Dataset records section start
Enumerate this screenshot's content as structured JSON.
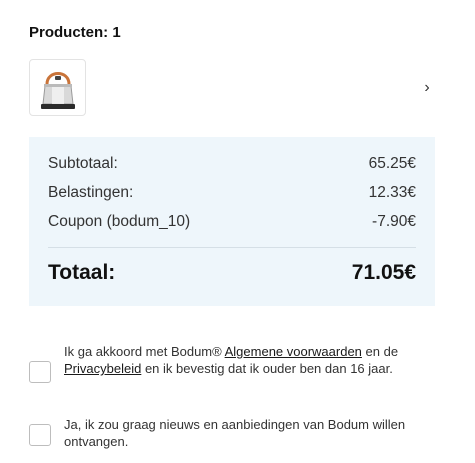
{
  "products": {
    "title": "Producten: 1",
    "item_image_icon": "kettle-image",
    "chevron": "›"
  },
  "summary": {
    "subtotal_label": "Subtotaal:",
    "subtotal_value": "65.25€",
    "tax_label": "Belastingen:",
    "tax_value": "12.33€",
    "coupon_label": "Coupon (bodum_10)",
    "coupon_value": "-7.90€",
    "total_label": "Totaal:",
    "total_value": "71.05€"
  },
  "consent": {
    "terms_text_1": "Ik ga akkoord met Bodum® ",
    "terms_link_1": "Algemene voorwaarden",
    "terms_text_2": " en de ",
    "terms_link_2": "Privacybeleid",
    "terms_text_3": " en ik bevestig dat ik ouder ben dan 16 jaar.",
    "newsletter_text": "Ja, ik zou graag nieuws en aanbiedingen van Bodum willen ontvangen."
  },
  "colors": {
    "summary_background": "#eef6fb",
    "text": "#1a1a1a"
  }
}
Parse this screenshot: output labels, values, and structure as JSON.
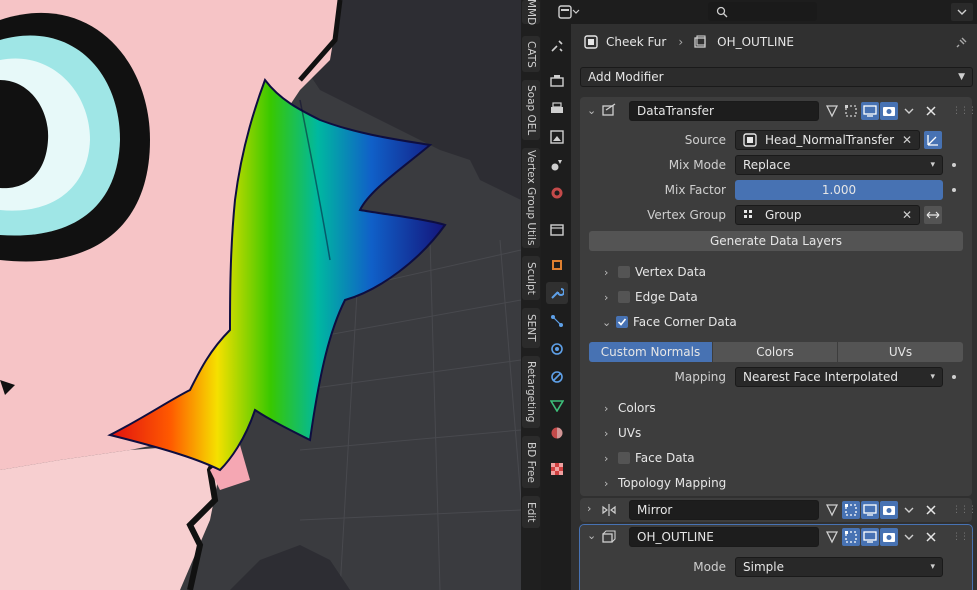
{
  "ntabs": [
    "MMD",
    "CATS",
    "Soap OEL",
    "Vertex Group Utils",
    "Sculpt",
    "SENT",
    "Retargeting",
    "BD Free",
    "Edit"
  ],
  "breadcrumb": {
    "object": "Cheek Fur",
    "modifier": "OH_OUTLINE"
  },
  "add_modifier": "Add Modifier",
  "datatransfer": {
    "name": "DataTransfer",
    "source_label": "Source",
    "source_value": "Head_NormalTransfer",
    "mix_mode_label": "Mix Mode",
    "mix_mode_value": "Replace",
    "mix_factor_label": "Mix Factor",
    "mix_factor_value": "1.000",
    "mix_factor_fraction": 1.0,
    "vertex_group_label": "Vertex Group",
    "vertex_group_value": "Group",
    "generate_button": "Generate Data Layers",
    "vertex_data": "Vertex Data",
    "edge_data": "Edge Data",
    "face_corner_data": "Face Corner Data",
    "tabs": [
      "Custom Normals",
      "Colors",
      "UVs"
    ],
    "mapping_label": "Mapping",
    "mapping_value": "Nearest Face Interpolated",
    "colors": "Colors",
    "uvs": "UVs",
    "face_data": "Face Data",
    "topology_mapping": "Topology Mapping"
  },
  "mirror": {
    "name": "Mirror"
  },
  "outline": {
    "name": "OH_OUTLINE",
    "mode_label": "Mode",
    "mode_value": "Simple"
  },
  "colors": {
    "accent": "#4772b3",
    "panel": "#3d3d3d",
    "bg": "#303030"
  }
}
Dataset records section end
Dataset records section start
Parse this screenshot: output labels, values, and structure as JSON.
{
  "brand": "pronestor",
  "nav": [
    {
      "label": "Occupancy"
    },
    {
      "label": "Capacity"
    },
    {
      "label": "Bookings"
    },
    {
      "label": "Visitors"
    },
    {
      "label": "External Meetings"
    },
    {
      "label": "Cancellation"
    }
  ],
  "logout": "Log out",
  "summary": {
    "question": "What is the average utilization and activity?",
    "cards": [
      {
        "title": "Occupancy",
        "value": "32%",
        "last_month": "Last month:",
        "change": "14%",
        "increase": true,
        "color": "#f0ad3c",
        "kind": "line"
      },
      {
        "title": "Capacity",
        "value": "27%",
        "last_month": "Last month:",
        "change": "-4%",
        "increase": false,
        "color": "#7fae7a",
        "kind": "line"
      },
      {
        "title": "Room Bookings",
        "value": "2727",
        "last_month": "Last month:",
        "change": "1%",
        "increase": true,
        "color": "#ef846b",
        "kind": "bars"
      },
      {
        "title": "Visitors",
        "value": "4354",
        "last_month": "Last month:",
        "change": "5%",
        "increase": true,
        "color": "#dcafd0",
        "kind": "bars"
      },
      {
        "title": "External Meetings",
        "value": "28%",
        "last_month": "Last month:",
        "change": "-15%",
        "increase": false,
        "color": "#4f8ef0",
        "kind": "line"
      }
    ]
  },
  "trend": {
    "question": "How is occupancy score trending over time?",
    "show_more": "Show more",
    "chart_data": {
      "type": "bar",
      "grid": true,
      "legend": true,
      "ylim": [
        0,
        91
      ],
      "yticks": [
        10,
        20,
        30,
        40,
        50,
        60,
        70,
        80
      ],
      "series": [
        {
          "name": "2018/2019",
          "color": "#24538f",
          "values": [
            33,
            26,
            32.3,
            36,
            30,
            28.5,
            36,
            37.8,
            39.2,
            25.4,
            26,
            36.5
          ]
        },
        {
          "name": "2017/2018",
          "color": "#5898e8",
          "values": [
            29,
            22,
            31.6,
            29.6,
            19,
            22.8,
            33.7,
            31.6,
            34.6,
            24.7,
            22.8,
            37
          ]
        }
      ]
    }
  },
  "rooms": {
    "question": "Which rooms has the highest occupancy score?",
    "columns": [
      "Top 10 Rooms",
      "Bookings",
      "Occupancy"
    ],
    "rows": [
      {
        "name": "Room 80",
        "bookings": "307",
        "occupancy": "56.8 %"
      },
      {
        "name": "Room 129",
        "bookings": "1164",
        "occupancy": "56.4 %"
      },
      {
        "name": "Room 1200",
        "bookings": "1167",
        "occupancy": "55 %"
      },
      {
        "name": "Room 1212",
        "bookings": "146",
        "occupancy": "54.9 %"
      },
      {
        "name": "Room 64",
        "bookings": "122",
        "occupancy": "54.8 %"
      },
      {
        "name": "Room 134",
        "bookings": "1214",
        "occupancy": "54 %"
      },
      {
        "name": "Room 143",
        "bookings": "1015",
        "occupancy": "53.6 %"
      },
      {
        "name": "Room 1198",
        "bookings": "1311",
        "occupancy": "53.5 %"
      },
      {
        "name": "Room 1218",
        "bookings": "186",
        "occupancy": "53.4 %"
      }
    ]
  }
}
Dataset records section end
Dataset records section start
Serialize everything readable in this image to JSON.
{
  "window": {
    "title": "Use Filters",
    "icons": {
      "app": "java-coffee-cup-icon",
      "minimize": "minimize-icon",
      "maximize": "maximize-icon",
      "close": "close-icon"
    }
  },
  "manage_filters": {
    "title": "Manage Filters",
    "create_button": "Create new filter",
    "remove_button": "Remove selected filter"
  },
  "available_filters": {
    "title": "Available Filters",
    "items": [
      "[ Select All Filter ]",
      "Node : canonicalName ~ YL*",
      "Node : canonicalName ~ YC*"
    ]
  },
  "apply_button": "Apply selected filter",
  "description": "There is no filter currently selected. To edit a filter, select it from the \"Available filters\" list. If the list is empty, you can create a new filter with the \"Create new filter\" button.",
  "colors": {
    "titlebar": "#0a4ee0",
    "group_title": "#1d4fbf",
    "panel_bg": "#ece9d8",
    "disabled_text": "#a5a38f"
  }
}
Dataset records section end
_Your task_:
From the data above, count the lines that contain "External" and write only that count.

_Response_:
2